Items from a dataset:
┌──
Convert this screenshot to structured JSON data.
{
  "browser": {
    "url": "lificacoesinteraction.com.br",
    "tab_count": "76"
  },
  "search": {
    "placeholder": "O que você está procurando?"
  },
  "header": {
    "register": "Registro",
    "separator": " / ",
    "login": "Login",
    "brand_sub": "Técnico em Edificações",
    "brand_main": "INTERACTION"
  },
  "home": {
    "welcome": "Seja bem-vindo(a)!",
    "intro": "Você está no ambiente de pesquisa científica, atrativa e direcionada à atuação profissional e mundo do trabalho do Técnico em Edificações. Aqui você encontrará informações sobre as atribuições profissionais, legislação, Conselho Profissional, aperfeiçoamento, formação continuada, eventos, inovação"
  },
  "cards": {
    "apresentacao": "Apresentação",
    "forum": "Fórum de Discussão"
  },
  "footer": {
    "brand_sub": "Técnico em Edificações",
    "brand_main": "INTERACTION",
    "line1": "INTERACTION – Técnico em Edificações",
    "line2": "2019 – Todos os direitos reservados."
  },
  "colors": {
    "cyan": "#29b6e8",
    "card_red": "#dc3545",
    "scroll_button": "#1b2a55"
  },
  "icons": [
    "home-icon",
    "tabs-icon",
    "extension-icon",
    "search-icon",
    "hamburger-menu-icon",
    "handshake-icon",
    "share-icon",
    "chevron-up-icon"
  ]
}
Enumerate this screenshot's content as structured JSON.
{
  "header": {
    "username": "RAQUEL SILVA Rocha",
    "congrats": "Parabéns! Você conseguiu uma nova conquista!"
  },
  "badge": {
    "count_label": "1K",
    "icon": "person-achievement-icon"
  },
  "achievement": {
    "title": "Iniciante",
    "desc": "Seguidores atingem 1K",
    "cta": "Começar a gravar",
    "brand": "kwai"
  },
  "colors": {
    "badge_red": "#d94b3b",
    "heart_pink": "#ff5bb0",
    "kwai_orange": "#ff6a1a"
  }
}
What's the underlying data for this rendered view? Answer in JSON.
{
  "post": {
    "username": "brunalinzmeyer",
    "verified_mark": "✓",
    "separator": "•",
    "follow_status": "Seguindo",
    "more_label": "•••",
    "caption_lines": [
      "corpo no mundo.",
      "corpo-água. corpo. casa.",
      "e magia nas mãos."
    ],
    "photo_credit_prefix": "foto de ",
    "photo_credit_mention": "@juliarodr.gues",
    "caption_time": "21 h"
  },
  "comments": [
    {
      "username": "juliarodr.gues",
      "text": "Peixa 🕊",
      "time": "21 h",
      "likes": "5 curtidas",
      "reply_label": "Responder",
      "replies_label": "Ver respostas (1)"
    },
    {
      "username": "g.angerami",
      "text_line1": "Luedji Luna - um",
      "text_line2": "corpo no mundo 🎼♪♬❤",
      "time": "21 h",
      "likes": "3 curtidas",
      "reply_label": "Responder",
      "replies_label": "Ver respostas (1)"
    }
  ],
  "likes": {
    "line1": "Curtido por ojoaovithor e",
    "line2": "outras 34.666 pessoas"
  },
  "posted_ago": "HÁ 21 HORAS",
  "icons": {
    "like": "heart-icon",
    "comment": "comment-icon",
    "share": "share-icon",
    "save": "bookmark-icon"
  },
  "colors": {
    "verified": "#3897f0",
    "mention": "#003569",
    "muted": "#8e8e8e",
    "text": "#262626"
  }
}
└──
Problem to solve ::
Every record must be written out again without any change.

Task output ::
Convert this screenshot to structured JSON data.
{
  "browser": {
    "url": "lificacoesinteraction.com.br",
    "tab_count": "76"
  },
  "search": {
    "placeholder": "O que você está procurando?"
  },
  "header": {
    "register": "Registro",
    "separator": " / ",
    "login": "Login",
    "brand_sub": "Técnico em Edificações",
    "brand_main": "INTERACTION"
  },
  "home": {
    "welcome": "Seja bem-vindo(a)!",
    "intro": "Você está no ambiente de pesquisa científica, atrativa e direcionada à atuação profissional e mundo do trabalho do Técnico em Edificações. Aqui você encontrará informações sobre as atribuições profissionais, legislação, Conselho Profissional, aperfeiçoamento, formação continuada, eventos, inovação"
  },
  "cards": {
    "apresentacao": "Apresentação",
    "forum": "Fórum de Discussão"
  },
  "footer": {
    "brand_sub": "Técnico em Edificações",
    "brand_main": "INTERACTION",
    "line1": "INTERACTION – Técnico em Edificações",
    "line2": "2019 – Todos os direitos reservados."
  },
  "colors": {
    "cyan": "#29b6e8",
    "card_red": "#dc3545",
    "scroll_button": "#1b2a55"
  },
  "icons": [
    "home-icon",
    "tabs-icon",
    "extension-icon",
    "search-icon",
    "hamburger-menu-icon",
    "handshake-icon",
    "share-icon",
    "chevron-up-icon"
  ]
}
Enumerate this screenshot's content as structured JSON.
{
  "header": {
    "username": "RAQUEL SILVA Rocha",
    "congrats": "Parabéns! Você conseguiu uma nova conquista!"
  },
  "badge": {
    "count_label": "1K",
    "icon": "person-achievement-icon"
  },
  "achievement": {
    "title": "Iniciante",
    "desc": "Seguidores atingem 1K",
    "cta": "Começar a gravar",
    "brand": "kwai"
  },
  "colors": {
    "badge_red": "#d94b3b",
    "heart_pink": "#ff5bb0",
    "kwai_orange": "#ff6a1a"
  }
}
What's the underlying data for this rendered view? Answer in JSON.
{
  "post": {
    "username": "brunalinzmeyer",
    "verified_mark": "✓",
    "separator": "•",
    "follow_status": "Seguindo",
    "more_label": "•••",
    "caption_lines": [
      "corpo no mundo.",
      "corpo-água. corpo. casa.",
      "e magia nas mãos."
    ],
    "photo_credit_prefix": "foto de ",
    "photo_credit_mention": "@juliarodr.gues",
    "caption_time": "21 h"
  },
  "comments": [
    {
      "username": "juliarodr.gues",
      "text": "Peixa 🕊",
      "time": "21 h",
      "likes": "5 curtidas",
      "reply_label": "Responder",
      "replies_label": "Ver respostas (1)"
    },
    {
      "username": "g.angerami",
      "text_line1": "Luedji Luna - um",
      "text_line2": "corpo no mundo 🎼♪♬❤",
      "time": "21 h",
      "likes": "3 curtidas",
      "reply_label": "Responder",
      "replies_label": "Ver respostas (1)"
    }
  ],
  "likes": {
    "line1": "Curtido por ojoaovithor e",
    "line2": "outras 34.666 pessoas"
  },
  "posted_ago": "HÁ 21 HORAS",
  "icons": {
    "like": "heart-icon",
    "comment": "comment-icon",
    "share": "share-icon",
    "save": "bookmark-icon"
  },
  "colors": {
    "verified": "#3897f0",
    "mention": "#003569",
    "muted": "#8e8e8e",
    "text": "#262626"
  }
}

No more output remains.